Checking In on a Typical Mayor Gavin Newsom Press Conference a Half-Decade Later: Who Lost Qantas?

Tuesday, July 8th, 2014

Well, nobody really “lost” QANTAS, but SFO used to have the big Australian carrier like for a half-century and now it doesn’t so that’s what SFGov was upset about back in the day. Let’s review.

Here’s 2009, from Qantas:

“In 1954, San Francisco became Qantas’ first US mainland destination and we have a long association with the city. We are delighted to showcase our new aircraft to the people of San Francisco.”

And here’s 2009, from Newsom:

“San Francisco International Airport was designed to accommodate the new A380 aircraft, and we are extremely pleased today to welcome Qantas Airways in the first commercial A380 flight to SFO,” said San Francisco Mayor Gavin Newsom. “This state-of-the-art, environmentally sensitive new aircraft provides yet another bridge of friendship between San Francisco and Australia, and we look forward to continuing our long and successful partnership with Qantas.”

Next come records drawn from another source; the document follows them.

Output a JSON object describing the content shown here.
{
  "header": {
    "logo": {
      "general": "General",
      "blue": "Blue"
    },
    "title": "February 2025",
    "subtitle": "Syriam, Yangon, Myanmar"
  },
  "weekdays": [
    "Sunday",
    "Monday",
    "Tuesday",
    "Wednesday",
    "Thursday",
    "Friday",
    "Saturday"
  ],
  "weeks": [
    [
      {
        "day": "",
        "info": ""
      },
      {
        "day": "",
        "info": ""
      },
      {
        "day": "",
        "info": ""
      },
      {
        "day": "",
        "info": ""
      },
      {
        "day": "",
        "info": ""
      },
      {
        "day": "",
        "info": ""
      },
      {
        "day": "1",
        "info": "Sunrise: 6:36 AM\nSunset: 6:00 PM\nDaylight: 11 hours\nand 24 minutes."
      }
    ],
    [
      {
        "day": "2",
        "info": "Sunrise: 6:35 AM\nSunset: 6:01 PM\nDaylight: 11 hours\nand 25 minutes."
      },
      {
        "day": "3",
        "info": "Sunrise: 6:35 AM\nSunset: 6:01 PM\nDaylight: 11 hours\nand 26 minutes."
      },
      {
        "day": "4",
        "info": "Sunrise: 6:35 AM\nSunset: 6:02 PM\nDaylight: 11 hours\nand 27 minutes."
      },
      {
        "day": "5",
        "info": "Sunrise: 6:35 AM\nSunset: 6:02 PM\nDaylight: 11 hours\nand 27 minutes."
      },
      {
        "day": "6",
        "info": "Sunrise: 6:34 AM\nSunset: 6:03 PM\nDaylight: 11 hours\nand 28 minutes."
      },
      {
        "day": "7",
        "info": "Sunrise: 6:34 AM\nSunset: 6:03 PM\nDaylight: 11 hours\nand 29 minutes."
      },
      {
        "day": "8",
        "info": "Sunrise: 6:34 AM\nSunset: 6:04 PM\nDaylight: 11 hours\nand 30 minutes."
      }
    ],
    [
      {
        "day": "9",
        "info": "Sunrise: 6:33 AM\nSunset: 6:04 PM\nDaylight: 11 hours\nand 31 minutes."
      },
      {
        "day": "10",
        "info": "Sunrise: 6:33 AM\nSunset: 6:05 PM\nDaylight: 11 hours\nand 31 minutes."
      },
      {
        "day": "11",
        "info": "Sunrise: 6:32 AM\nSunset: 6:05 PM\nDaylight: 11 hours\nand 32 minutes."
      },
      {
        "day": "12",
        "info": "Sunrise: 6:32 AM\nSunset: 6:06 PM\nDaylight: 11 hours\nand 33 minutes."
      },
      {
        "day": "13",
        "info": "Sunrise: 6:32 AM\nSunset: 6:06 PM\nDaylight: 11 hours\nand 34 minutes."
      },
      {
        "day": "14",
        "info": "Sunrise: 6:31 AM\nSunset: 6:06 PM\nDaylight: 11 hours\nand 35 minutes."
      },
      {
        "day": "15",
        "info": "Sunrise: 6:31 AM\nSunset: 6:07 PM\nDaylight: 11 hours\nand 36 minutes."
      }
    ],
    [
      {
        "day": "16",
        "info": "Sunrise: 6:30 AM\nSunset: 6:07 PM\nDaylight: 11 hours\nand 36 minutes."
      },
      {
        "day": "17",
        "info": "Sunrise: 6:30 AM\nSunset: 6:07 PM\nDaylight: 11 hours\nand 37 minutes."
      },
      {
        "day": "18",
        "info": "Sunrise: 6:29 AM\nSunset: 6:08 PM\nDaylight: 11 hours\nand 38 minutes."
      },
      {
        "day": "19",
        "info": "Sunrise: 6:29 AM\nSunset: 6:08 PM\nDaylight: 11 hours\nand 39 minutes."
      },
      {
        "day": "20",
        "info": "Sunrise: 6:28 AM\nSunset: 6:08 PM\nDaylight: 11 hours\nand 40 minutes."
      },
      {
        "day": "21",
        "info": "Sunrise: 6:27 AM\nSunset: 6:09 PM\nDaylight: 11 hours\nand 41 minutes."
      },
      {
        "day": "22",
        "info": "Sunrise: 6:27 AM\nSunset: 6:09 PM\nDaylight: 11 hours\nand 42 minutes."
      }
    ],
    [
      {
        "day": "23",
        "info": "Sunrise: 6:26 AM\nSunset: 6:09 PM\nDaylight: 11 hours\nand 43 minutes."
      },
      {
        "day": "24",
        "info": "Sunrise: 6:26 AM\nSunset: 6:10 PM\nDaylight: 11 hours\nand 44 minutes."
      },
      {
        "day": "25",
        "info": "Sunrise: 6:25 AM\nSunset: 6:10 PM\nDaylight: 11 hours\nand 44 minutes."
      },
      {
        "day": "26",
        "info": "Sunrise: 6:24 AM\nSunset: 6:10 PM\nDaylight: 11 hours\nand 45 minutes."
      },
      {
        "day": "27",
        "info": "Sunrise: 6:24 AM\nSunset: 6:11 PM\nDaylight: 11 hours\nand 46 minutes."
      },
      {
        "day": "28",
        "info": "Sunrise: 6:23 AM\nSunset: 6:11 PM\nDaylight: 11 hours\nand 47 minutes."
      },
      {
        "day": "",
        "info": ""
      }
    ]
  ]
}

Now IRL, the Airbus A380 was and is just another airplane in the sky. And IRL, the state of the art of large commercial aircraft would be to use two large engines instead of the A380′s four smaller engines. And calling it “environmentally sensitive” was and is a bit of a stretch and, in fact, these days it’s considered a guzzler and so much so that Airbus is considering certifying completely different engines.

Anyway, what happened soon after this press conference in 2009 is that Qantas shut down operations at SFO and went to Texas. So instead of upgrading airplanes coming into town, they just upped and quit on us, they couldn’t wait to get out of here.

Why? Because it made sense for them to do so and also the airport people at Dallas Fort Worth came up with millions of dollars to throw at Qantas.

Who knows, Qantas might come back to SFO at some point (but it doesn’t really matter all that much).

Pretty much everything he said at his press conferences turned out to be wrong – this is just an example.